## TRY IT:
Check every line below, and copy those that include "Save".

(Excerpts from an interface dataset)
.....

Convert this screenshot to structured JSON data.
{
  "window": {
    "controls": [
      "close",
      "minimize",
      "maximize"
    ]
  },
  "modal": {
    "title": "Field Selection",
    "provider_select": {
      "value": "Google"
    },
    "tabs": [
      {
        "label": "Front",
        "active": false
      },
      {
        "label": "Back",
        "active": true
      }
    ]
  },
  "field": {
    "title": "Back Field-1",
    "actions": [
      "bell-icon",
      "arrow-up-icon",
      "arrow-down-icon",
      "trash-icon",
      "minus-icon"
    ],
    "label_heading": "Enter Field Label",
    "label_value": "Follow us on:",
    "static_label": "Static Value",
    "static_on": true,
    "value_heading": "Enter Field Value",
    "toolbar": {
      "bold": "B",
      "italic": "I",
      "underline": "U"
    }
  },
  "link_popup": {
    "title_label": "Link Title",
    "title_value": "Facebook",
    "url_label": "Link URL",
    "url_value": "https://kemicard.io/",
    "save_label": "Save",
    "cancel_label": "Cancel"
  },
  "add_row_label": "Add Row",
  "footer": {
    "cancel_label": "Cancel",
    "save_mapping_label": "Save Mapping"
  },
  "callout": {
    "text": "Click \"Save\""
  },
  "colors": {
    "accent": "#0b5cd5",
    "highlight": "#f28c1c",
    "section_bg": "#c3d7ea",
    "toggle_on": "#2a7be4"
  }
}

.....

## SOLVED EXERCISE:
    "save_label": "Save",
    "save_mapping_label": "Save Mapping"
    "text": "Click \"Save\""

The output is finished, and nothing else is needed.